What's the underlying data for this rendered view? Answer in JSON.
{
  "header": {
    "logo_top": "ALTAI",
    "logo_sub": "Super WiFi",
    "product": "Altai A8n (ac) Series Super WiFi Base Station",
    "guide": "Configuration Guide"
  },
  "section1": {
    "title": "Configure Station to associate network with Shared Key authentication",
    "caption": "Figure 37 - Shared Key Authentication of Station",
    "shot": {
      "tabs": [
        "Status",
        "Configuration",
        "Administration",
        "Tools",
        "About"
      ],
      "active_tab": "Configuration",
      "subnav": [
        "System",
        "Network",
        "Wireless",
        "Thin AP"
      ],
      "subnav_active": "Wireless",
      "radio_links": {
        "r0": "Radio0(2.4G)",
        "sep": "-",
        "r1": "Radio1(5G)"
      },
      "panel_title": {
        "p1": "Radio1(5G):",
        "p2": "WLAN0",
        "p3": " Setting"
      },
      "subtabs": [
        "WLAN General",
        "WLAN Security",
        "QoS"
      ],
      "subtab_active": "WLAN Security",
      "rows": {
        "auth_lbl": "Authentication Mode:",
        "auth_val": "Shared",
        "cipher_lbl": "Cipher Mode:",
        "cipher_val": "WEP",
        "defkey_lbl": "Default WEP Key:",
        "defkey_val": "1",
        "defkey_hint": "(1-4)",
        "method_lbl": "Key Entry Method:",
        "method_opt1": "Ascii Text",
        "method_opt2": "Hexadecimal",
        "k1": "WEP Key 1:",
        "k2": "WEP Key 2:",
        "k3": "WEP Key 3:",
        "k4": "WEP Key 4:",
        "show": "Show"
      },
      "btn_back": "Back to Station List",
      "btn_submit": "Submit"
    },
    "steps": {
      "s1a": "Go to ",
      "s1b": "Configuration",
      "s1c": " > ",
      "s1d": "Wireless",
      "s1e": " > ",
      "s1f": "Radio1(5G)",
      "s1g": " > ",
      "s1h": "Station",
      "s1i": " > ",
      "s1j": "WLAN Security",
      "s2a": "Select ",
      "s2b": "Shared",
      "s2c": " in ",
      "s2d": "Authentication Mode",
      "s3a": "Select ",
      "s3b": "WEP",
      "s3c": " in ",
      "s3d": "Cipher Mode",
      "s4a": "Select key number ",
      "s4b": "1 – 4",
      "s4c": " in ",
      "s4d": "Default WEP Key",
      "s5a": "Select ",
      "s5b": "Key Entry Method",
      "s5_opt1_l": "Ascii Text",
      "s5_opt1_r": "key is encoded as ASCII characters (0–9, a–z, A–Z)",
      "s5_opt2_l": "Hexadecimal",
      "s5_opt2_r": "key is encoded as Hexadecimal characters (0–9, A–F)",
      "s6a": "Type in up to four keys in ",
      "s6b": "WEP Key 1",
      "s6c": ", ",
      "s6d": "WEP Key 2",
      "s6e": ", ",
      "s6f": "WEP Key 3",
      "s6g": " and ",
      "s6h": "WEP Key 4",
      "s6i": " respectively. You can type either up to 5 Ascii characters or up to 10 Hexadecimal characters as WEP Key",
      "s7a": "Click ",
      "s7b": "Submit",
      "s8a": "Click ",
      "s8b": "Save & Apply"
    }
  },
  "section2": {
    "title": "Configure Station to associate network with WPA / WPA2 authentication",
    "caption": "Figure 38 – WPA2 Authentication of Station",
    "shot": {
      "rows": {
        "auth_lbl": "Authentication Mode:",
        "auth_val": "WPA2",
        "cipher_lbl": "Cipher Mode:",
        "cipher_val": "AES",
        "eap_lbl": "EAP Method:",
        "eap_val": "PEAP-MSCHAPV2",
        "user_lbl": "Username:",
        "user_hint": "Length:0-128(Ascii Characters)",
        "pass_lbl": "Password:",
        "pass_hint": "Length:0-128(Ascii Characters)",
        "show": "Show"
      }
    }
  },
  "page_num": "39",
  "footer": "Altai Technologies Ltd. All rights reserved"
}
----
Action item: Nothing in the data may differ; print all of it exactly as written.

Result below:
What's the underlying data for this rendered view? Answer in JSON.
{
  "header": {
    "logo_top": "ALTAI",
    "logo_sub": "Super WiFi",
    "product": "Altai A8n (ac) Series Super WiFi Base Station",
    "guide": "Configuration Guide"
  },
  "section1": {
    "title": "Configure Station to associate network with Shared Key authentication",
    "caption": "Figure 37 - Shared Key Authentication of Station",
    "shot": {
      "tabs": [
        "Status",
        "Configuration",
        "Administration",
        "Tools",
        "About"
      ],
      "active_tab": "Configuration",
      "subnav": [
        "System",
        "Network",
        "Wireless",
        "Thin AP"
      ],
      "subnav_active": "Wireless",
      "radio_links": {
        "r0": "Radio0(2.4G)",
        "sep": "-",
        "r1": "Radio1(5G)"
      },
      "panel_title": {
        "p1": "Radio1(5G):",
        "p2": "WLAN0",
        "p3": " Setting"
      },
      "subtabs": [
        "WLAN General",
        "WLAN Security",
        "QoS"
      ],
      "subtab_active": "WLAN Security",
      "rows": {
        "auth_lbl": "Authentication Mode:",
        "auth_val": "Shared",
        "cipher_lbl": "Cipher Mode:",
        "cipher_val": "WEP",
        "defkey_lbl": "Default WEP Key:",
        "defkey_val": "1",
        "defkey_hint": "(1-4)",
        "method_lbl": "Key Entry Method:",
        "method_opt1": "Ascii Text",
        "method_opt2": "Hexadecimal",
        "k1": "WEP Key 1:",
        "k2": "WEP Key 2:",
        "k3": "WEP Key 3:",
        "k4": "WEP Key 4:",
        "show": "Show"
      },
      "btn_back": "Back to Station List",
      "btn_submit": "Submit"
    },
    "steps": {
      "s1a": "Go to ",
      "s1b": "Configuration",
      "s1c": " > ",
      "s1d": "Wireless",
      "s1e": " > ",
      "s1f": "Radio1(5G)",
      "s1g": " > ",
      "s1h": "Station",
      "s1i": " > ",
      "s1j": "WLAN Security",
      "s2a": "Select ",
      "s2b": "Shared",
      "s2c": " in ",
      "s2d": "Authentication Mode",
      "s3a": "Select ",
      "s3b": "WEP",
      "s3c": " in ",
      "s3d": "Cipher Mode",
      "s4a": "Select key number ",
      "s4b": "1 – 4",
      "s4c": " in ",
      "s4d": "Default WEP Key",
      "s5a": "Select ",
      "s5b": "Key Entry Method",
      "s5_opt1_l": "Ascii Text",
      "s5_opt1_r": "key is encoded as ASCII characters (0–9, a–z, A–Z)",
      "s5_opt2_l": "Hexadecimal",
      "s5_opt2_r": "key is encoded as Hexadecimal characters (0–9, A–F)",
      "s6a": "Type in up to four keys in ",
      "s6b": "WEP Key 1",
      "s6c": ", ",
      "s6d": "WEP Key 2",
      "s6e": ", ",
      "s6f": "WEP Key 3",
      "s6g": " and ",
      "s6h": "WEP Key 4",
      "s6i": " respectively. You can type either up to 5 Ascii characters or up to 10 Hexadecimal characters as WEP Key",
      "s7a": "Click ",
      "s7b": "Submit",
      "s8a": "Click ",
      "s8b": "Save & Apply"
    }
  },
  "section2": {
    "title": "Configure Station to associate network with WPA / WPA2 authentication",
    "caption": "Figure 38 – WPA2 Authentication of Station",
    "shot": {
      "rows": {
        "auth_lbl": "Authentication Mode:",
        "auth_val": "WPA2",
        "cipher_lbl": "Cipher Mode:",
        "cipher_val": "AES",
        "eap_lbl": "EAP Method:",
        "eap_val": "PEAP-MSCHAPV2",
        "user_lbl": "Username:",
        "user_hint": "Length:0-128(Ascii Characters)",
        "pass_lbl": "Password:",
        "pass_hint": "Length:0-128(Ascii Characters)",
        "show": "Show"
      }
    }
  },
  "page_num": "39",
  "footer": "Altai Technologies Ltd. All rights reserved"
}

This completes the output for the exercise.